(Data entries)
════════
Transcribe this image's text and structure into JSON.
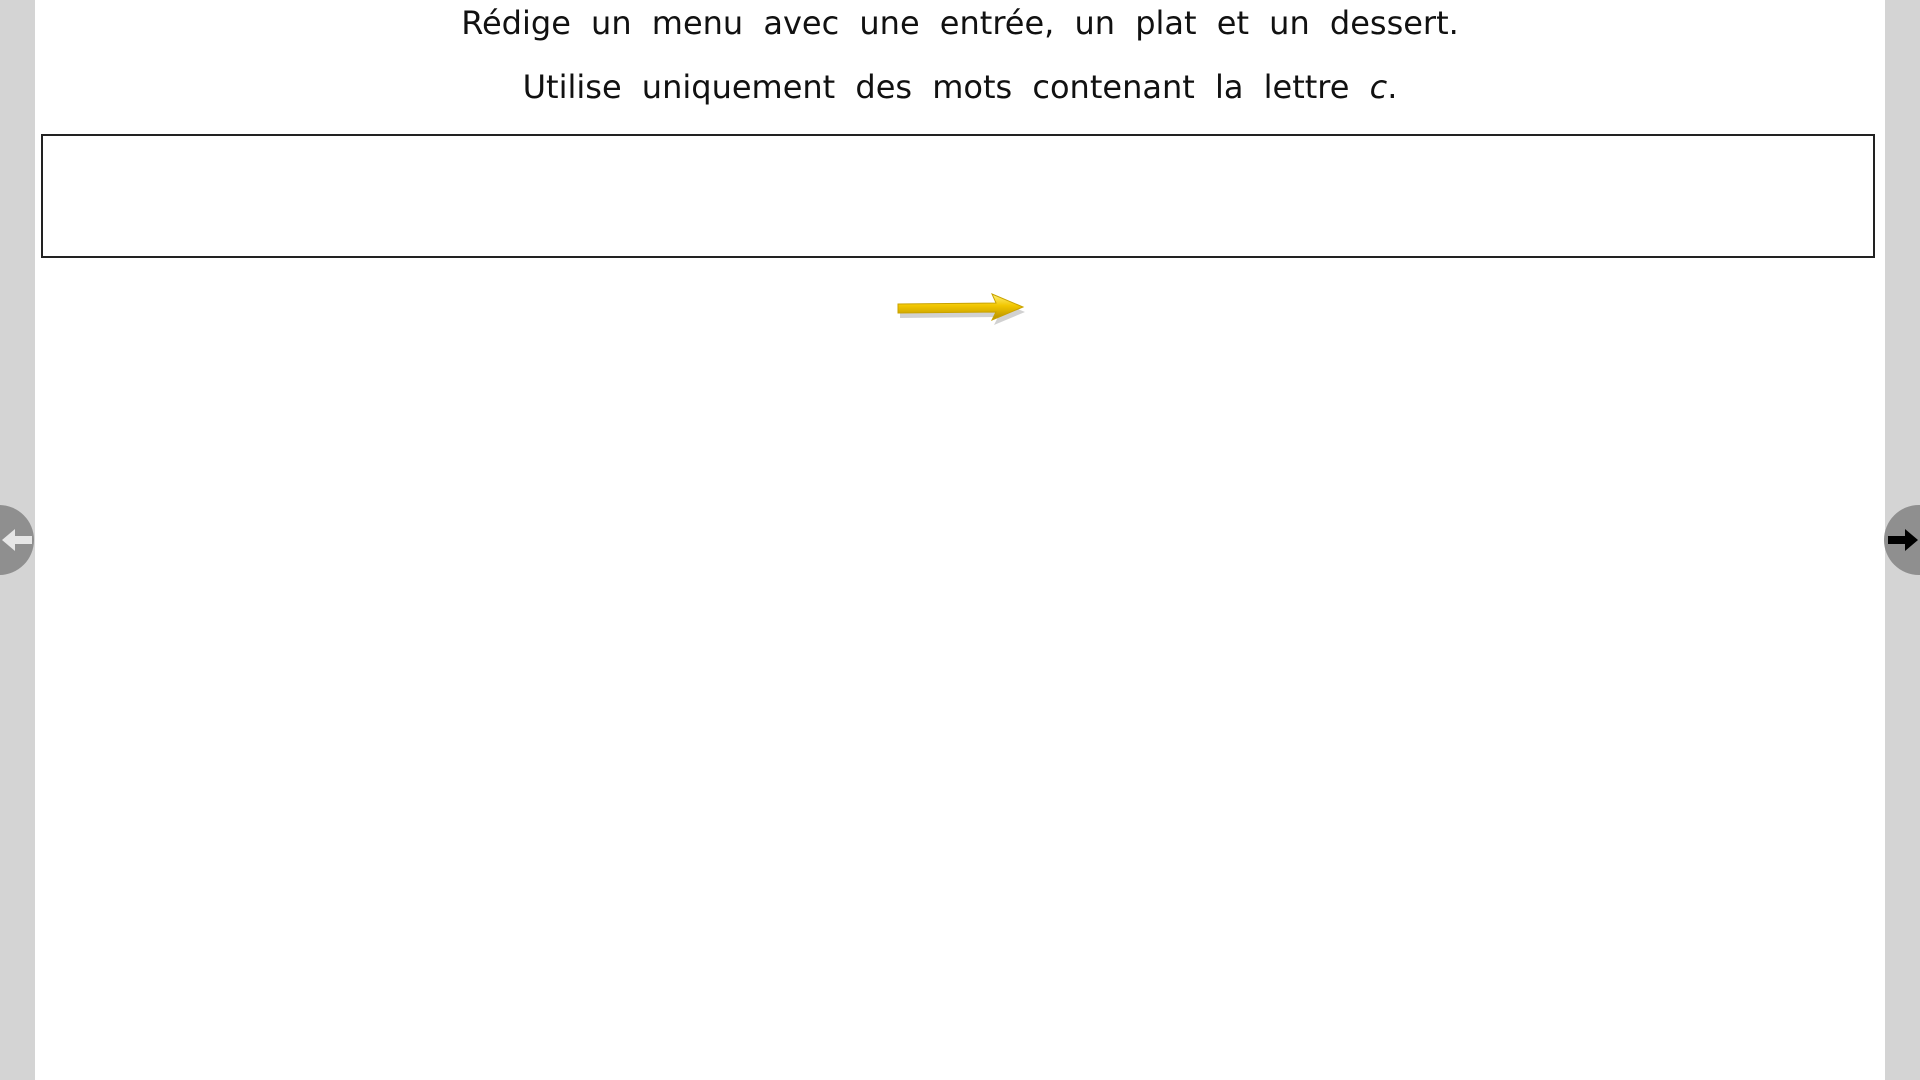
{
  "instructions": {
    "line1": "Rédige un menu avec une entrée, un plat et un dessert.",
    "line2_prefix": "Utilise uniquement des mots contenant la lettre ",
    "line2_letter": "c",
    "line2_suffix": "."
  },
  "answer": {
    "value": "",
    "placeholder": ""
  },
  "colors": {
    "side_background": "#d4d4d4",
    "page_background": "#ffffff",
    "arrow_yellow": "#f2c600",
    "nav_button": "#8f8f8f",
    "next_arrow": "#000000",
    "prev_arrow": "#e6e6e6"
  },
  "icons": {
    "continue": "yellow-arrow-right-icon",
    "previous": "arrow-left-icon",
    "next": "arrow-right-icon"
  }
}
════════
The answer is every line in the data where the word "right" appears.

Response:
    "continue": "yellow-arrow-right-icon",
    "next": "arrow-right-icon"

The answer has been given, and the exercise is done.